= Records supplied =
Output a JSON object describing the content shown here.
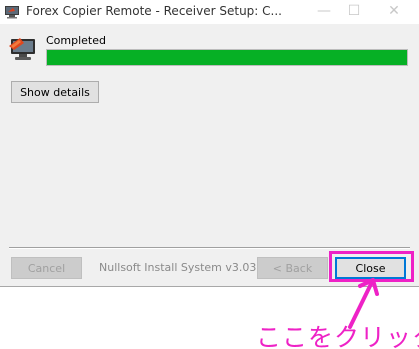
{
  "window": {
    "title": "Forex Copier Remote - Receiver Setup: C...",
    "icon": "app-installer-icon",
    "controls": {
      "minimize_icon": "minimize-icon",
      "maximize_icon": "maximize-icon",
      "close_icon": "close-icon",
      "minimize_glyph": "—",
      "maximize_glyph": "☐",
      "close_glyph": "✕"
    }
  },
  "install": {
    "icon": "installer-icon",
    "status": "Completed",
    "progress_percent": 100,
    "progress_color": "#06b025",
    "show_details_label": "Show details"
  },
  "footer": {
    "cancel_label": "Cancel",
    "branding": "Nullsoft Install System v3.03",
    "back_label": "< Back",
    "close_label": "Close"
  },
  "annotation": {
    "text": "ここをクリック",
    "color": "#ee22c6"
  }
}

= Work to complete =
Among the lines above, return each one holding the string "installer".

= Answer section =
    "icon": "app-installer-icon",
    "icon": "installer-icon",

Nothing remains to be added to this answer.